Stored data entries ▸
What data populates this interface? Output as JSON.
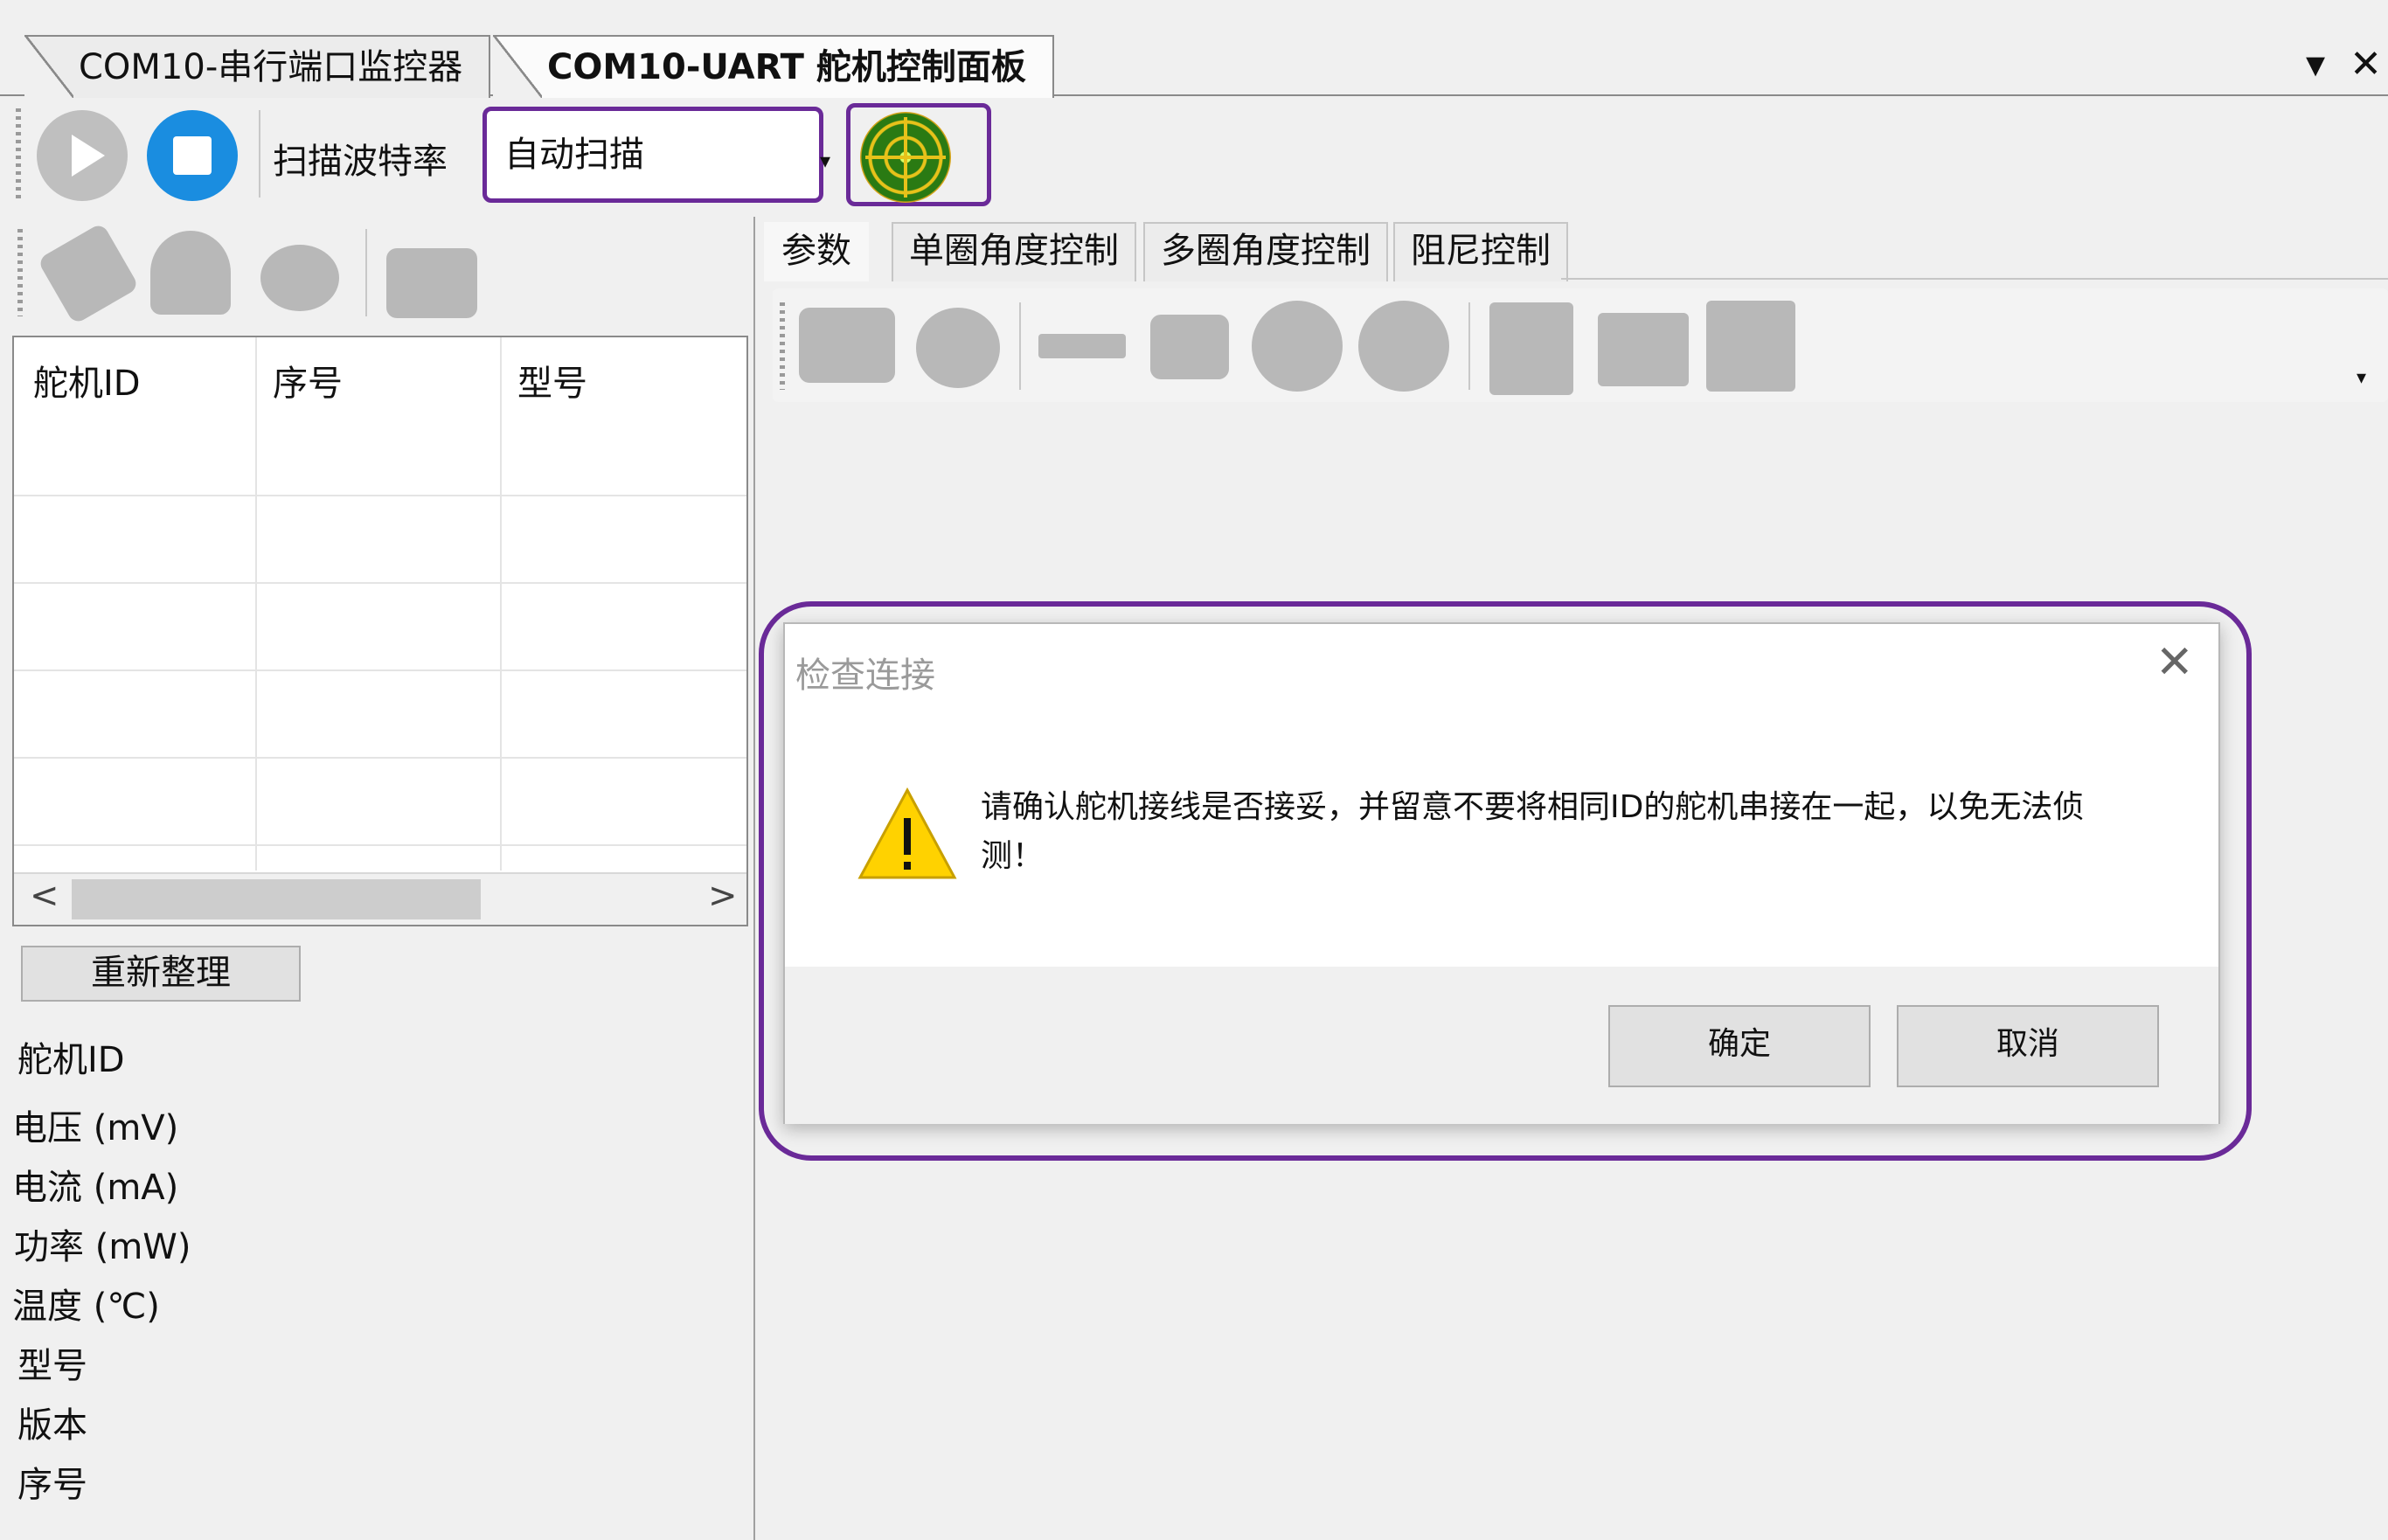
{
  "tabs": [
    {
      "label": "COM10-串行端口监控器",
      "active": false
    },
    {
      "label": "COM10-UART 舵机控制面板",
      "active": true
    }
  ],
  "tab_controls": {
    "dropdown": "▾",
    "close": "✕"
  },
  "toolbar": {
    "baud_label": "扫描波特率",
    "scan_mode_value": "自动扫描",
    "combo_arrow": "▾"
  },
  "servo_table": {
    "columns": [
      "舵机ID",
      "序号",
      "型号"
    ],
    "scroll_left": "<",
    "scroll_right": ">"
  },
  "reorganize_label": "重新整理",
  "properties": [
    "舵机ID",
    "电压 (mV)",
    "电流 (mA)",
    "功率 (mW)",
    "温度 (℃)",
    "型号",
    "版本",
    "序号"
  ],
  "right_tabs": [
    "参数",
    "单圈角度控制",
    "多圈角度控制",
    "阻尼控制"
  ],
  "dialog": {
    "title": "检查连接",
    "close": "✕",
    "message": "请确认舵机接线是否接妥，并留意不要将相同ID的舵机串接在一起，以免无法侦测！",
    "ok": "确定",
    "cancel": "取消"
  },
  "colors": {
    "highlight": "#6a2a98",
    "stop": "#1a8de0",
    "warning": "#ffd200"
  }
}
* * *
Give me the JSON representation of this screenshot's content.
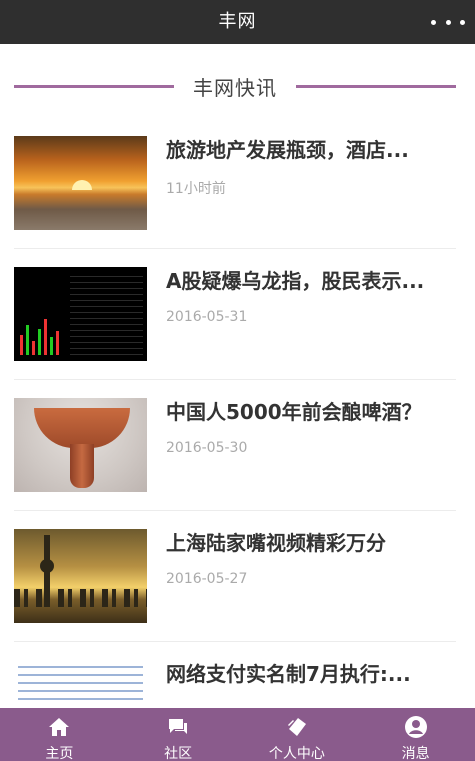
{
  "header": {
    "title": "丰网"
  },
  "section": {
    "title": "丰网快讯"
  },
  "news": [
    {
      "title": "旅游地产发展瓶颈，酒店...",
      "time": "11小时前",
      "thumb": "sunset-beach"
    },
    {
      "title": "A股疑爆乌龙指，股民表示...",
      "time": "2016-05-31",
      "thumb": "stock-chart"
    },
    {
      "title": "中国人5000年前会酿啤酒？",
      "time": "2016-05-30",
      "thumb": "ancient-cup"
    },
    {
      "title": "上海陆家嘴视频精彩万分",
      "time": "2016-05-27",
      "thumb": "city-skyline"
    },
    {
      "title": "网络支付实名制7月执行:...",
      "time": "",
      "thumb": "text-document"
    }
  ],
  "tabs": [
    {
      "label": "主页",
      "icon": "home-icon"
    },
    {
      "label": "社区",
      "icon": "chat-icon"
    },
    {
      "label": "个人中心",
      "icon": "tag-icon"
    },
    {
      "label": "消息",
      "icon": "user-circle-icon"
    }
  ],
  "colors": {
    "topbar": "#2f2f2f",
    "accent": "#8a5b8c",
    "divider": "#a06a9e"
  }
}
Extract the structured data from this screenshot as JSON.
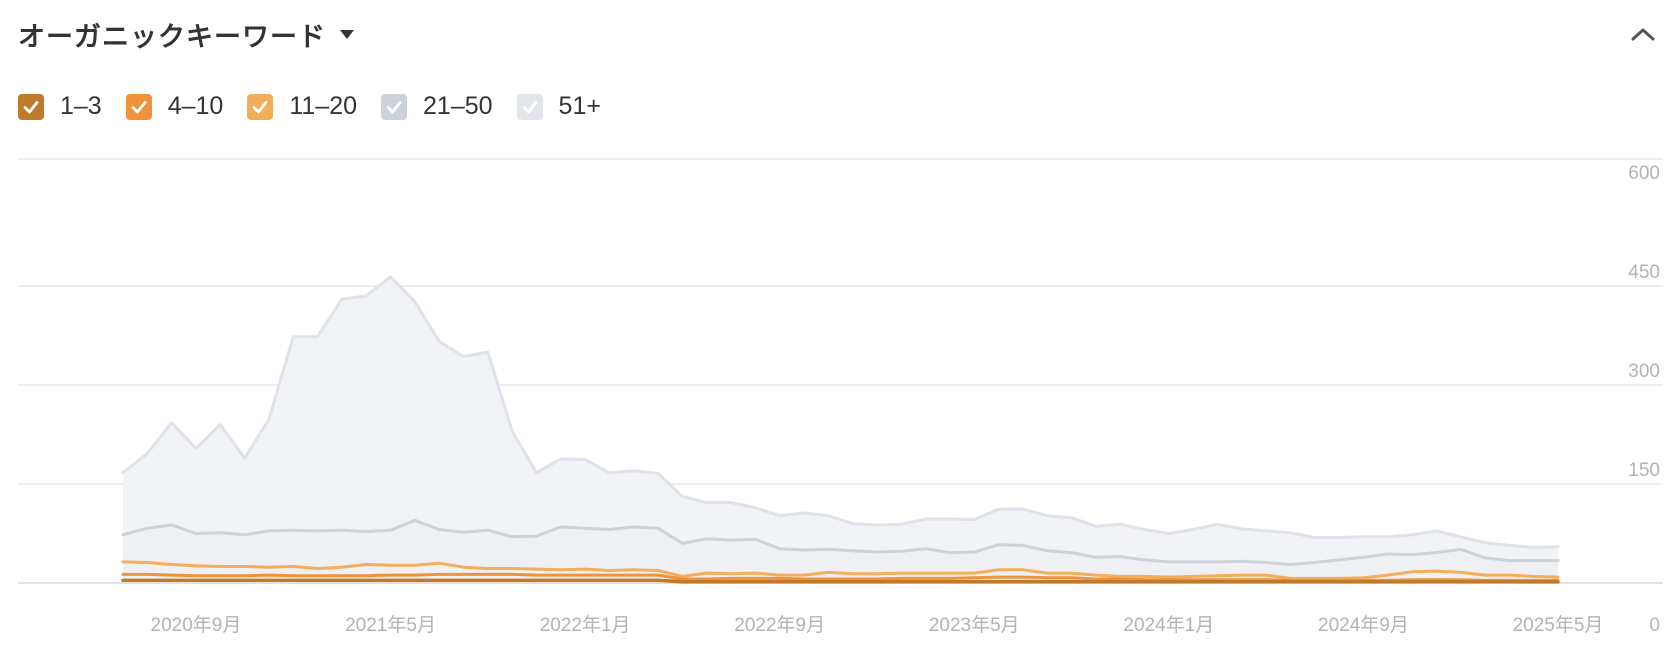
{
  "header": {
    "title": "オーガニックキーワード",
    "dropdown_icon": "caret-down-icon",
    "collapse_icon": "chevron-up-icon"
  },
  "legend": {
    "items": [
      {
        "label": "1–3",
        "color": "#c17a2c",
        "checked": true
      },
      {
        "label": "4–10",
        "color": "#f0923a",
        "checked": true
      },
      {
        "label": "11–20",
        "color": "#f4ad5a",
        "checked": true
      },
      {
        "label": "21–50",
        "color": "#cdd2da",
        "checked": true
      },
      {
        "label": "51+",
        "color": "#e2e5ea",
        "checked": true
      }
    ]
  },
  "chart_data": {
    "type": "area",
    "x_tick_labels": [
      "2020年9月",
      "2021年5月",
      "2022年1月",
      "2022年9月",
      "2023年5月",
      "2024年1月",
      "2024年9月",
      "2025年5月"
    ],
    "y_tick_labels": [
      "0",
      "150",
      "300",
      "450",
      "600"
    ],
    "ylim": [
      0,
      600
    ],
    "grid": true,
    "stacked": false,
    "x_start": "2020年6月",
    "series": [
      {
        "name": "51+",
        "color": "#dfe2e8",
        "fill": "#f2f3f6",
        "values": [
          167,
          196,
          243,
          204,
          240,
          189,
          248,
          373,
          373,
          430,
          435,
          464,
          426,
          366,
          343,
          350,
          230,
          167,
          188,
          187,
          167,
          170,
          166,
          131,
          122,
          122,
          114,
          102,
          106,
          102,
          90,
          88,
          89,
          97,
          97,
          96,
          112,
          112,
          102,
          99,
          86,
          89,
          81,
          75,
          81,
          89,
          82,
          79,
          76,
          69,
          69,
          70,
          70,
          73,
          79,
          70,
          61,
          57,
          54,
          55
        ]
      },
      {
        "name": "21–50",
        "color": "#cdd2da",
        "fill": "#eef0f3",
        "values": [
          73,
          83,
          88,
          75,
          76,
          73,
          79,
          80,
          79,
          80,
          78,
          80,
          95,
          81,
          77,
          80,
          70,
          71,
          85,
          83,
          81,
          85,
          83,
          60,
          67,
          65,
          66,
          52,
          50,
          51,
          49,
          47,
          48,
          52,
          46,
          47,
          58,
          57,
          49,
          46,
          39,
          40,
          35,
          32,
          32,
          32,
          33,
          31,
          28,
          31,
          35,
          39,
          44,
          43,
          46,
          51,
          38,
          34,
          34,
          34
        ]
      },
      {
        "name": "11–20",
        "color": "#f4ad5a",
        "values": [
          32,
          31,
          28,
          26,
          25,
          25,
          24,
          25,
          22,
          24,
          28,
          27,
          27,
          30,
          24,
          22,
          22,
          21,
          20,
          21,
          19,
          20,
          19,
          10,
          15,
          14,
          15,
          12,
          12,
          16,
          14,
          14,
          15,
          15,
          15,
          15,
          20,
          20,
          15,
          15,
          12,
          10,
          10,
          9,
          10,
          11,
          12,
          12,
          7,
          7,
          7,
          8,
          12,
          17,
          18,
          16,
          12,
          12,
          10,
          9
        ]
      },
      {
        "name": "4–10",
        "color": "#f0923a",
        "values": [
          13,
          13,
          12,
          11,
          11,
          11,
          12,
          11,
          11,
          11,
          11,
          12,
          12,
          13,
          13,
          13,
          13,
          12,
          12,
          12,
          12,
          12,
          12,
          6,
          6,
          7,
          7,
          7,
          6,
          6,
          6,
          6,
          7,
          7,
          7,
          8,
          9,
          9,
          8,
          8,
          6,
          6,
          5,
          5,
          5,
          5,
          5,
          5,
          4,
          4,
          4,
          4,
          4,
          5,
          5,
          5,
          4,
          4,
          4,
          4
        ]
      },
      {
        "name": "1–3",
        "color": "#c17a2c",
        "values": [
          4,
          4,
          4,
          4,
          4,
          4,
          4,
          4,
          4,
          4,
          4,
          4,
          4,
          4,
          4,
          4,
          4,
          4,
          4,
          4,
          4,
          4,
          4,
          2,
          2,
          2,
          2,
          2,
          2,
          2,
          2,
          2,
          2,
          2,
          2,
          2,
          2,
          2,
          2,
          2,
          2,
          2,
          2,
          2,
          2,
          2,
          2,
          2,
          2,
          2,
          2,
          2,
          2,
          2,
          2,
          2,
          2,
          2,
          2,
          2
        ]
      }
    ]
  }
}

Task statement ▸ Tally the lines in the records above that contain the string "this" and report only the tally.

Expected answer ▸ 3